Data portability

In essence, you have to make it possible to easily transfer personal data to other organizations. Most data processing systems accept CSV and XLS files for data import. Hence, it’s a good format to have personal data exported from your system.

What do you need to do to comply?

Make sure you’re able to withdraw all personal data of an individual on demand and that it can easily be imported to most external systems. As in every case of transferring personal data, do make effort to verify the identity of the person requesting such transfer.

What did we do to comply?

You can easily download a set of personal data onto your disk from the administration panel.

Privacy by design

This means that data protection is neither a feature nor an option. It should be an underlying principle of any system and process related to personal data. Vague, isn’t it? But by adopting this mindset, you are almost sure to comply with the GDPR. It’s really reasonable and if you make personal data protection a part of your organization’s agenda, you will meet at least most of these requirements.

What do you need to do to comply?

Revise all your processes, tools, and the entire system as a whole, asking the questions:

  • does it protect my contacts’ privacy?
  • are there any points where personal data could be disclosed?
  • does it create a risk of disclosure?
  • is it fair how I gather and process this data?
  • what is my legal basis to process personal data?
Should you find a conflict with GDPR, change and innovate! It’s in your best interest to comply - not just because of the fine. And no, this content is not sponsored by the EU.

What did we do to comply?

If you create additional system user accounts, you can limit their access to sections containing attendees’ personal data. Your browser session is terminated after 30 minutes of inactivity so if you leave your computer unattended, there is a smaller chance of someone accessing the data. We also provide our customers with subdomains of conrego.com that are all protected with an SSL certificate. As for external domains, you can purchase your own SSL certificate and we’ll help you install it or we can install a free Let’s Encrypt certificate.

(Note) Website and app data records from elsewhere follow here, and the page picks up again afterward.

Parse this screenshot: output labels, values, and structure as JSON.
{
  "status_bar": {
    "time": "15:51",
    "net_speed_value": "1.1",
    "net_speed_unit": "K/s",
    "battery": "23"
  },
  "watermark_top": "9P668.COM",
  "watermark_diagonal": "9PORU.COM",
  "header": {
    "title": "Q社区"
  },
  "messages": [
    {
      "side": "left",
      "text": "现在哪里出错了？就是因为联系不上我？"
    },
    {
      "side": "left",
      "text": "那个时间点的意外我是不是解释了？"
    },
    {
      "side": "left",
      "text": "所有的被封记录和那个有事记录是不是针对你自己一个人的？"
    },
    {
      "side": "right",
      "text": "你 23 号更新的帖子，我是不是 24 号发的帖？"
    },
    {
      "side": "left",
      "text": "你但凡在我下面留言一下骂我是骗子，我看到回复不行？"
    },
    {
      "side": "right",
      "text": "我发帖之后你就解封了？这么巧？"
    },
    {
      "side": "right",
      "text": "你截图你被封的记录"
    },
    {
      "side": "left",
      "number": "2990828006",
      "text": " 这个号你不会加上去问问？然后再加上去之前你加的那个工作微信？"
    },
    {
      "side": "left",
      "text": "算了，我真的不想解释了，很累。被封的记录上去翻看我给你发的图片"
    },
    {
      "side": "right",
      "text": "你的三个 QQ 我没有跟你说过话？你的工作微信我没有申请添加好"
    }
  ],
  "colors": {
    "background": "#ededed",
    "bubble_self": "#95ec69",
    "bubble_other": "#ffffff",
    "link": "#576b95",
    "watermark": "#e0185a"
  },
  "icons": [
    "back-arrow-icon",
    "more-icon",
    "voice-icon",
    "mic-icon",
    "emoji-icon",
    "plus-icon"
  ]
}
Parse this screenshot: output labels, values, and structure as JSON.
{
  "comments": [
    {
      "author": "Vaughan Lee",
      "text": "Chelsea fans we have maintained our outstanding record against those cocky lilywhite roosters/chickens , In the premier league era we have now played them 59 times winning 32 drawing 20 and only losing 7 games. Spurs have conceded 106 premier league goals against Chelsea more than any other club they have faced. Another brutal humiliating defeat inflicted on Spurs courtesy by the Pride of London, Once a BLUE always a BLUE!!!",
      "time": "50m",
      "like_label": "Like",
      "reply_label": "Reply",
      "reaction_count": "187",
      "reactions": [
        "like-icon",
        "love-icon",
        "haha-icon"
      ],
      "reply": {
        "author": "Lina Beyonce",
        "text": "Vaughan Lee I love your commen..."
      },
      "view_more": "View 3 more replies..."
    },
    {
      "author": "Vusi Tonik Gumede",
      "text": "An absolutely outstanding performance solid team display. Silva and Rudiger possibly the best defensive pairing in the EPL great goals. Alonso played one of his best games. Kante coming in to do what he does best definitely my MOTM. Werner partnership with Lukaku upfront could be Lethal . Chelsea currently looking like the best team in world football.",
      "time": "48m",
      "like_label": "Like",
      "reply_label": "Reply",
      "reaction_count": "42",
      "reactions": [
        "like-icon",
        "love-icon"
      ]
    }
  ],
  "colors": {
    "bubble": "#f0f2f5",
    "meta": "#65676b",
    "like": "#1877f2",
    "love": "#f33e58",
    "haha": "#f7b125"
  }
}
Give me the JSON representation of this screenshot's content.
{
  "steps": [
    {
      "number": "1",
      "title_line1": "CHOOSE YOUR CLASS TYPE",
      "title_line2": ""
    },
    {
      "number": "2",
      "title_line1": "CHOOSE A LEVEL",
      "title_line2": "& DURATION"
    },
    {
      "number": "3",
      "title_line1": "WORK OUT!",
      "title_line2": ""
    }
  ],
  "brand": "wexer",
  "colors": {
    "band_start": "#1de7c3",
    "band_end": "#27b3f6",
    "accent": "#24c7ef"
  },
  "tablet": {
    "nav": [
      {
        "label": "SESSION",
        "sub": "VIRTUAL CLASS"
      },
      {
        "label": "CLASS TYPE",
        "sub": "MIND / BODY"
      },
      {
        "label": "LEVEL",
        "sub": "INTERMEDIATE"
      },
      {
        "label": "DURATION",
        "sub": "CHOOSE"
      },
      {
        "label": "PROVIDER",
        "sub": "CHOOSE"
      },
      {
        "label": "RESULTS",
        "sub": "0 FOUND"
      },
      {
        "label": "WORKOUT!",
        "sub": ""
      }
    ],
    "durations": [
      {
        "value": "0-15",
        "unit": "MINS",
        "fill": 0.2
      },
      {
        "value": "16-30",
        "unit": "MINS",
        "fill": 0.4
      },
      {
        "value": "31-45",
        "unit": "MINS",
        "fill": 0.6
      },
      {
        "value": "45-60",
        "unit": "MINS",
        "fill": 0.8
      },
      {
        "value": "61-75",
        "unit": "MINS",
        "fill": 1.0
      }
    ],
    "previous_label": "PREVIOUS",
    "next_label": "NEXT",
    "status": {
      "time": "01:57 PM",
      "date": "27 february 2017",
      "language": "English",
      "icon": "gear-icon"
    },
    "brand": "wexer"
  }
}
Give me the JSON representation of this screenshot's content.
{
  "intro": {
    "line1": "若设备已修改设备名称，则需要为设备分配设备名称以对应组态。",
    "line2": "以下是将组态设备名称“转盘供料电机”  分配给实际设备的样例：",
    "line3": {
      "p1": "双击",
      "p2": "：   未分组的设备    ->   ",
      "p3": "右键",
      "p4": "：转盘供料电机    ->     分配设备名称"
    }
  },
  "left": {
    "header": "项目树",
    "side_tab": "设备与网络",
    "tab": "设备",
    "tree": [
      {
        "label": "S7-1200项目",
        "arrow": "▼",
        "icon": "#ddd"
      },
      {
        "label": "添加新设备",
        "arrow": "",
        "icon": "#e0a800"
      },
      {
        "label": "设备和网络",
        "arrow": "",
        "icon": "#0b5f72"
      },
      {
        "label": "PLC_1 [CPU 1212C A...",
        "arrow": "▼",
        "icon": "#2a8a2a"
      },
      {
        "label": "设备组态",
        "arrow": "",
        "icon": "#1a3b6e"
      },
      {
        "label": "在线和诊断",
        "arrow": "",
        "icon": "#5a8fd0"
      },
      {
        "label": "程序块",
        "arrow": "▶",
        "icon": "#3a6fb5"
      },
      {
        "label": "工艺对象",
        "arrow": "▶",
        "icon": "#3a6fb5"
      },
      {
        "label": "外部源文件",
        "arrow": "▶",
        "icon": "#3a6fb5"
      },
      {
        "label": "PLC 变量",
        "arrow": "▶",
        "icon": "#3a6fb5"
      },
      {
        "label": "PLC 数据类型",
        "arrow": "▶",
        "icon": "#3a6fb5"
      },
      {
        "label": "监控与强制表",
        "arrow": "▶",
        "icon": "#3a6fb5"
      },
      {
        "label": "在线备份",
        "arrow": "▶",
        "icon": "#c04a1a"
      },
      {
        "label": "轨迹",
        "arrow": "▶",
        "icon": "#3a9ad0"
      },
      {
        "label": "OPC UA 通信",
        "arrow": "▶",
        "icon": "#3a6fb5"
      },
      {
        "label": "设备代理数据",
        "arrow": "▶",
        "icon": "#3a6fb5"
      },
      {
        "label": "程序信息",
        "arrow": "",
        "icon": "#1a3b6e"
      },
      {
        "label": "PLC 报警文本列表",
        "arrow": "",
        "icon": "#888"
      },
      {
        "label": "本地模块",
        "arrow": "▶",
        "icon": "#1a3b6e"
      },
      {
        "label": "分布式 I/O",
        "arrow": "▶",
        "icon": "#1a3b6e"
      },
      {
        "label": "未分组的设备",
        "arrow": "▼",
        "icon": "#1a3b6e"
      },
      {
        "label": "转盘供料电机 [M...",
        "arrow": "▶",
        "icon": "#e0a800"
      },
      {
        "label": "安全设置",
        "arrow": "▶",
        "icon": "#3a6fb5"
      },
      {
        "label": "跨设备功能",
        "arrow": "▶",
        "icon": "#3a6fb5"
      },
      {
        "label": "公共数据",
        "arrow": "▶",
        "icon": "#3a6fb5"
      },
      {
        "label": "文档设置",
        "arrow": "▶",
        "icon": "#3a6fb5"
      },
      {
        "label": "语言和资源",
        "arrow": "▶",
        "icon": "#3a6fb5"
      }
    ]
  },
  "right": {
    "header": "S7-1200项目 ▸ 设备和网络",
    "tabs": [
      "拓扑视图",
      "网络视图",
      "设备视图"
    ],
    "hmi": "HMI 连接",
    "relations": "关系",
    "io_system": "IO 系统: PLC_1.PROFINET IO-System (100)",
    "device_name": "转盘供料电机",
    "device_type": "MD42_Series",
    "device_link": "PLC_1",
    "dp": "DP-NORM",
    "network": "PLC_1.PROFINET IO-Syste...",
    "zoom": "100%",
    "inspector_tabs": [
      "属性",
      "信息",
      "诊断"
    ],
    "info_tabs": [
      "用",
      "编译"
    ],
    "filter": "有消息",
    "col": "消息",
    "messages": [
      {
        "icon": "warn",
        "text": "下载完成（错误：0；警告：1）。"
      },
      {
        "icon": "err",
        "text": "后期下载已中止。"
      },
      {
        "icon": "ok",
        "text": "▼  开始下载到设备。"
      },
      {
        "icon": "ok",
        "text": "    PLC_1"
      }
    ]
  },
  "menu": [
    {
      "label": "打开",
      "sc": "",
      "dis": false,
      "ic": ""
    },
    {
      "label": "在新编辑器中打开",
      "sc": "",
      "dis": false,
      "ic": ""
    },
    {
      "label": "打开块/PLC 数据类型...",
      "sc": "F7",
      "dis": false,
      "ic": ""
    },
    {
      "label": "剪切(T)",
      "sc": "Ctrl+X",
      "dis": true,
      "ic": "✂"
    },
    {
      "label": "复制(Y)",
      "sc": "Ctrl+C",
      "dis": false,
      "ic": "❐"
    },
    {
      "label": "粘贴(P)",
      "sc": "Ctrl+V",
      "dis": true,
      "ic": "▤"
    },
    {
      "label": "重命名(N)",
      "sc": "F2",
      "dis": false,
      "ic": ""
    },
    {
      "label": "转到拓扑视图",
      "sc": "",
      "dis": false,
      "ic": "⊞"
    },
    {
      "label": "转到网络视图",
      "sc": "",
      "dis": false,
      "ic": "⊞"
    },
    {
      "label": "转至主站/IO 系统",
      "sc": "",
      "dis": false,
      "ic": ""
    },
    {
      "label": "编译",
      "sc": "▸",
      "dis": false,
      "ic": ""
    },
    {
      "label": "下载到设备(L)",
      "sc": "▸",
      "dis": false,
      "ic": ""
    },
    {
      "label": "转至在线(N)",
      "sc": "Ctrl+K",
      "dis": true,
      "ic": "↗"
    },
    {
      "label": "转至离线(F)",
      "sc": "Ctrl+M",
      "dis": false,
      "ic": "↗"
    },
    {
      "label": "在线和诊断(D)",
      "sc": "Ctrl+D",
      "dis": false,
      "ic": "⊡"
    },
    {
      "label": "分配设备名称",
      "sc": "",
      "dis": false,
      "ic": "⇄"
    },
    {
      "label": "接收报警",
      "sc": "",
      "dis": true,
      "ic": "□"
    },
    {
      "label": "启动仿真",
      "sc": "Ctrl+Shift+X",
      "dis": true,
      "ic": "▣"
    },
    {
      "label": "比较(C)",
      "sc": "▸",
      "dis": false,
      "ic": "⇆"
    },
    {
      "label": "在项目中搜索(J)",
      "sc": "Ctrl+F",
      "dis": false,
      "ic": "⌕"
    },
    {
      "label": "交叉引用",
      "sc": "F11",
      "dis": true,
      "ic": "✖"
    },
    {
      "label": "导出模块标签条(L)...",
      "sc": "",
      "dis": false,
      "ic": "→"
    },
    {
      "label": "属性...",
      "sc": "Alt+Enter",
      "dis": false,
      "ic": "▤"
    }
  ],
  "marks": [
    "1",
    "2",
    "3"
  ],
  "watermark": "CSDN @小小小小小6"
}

Data Protection Officers

The DPO assists the data controller or processor in all matters related to data processing. Some organizations will be required to hire a DPO. This most likely includes us all because having one is a must for:

For some conferences, you will gather data like dietary requirements, allergies, or passport number, which constitute sensitive personal data. “Large scale” here is far from precise. Hundreds of registrations is a lot but is it large scale when compared to corporations like Google Inc? It’s not clear but I’d stay on the safe side and appoint a DPO.

What do you need to do to comply?

Appoint a DPO and have them train your staff about personal data processing, document your personal data related processes, and report any failures in compliance to authorities.

What did we do to comply?

We have a DPO. The staff that deals with personal data is periodically retrained and we have documented processes in place regarding personal data processing and security breaches.

5. Conclusion

When the GDPR came into effect, it introduced the requirement to better protect personal data of our employees, customer, and suppliers.

I hope this guide was useful and eased your mind a little. As long as you make personal data protection your business and really put your mind into it, you will be fine. Fortunately, the regulation is really rational. On the other hand, it’s pretty vague and that could be alarming. After all, what you consider enough may be considered lacking by authorities. We don’t like uncertainty and therefore I wrote this guide taking into account extreme caution. This means that I even included elements that I consider a slight overkill. All in all, it’s better to be overly prepared than to try and justify your choices when your compliance is questioned.

Good luck!

Łukasz Krawczuk (CONREGO) Przemysław Kilian (rodoszczecin.pl)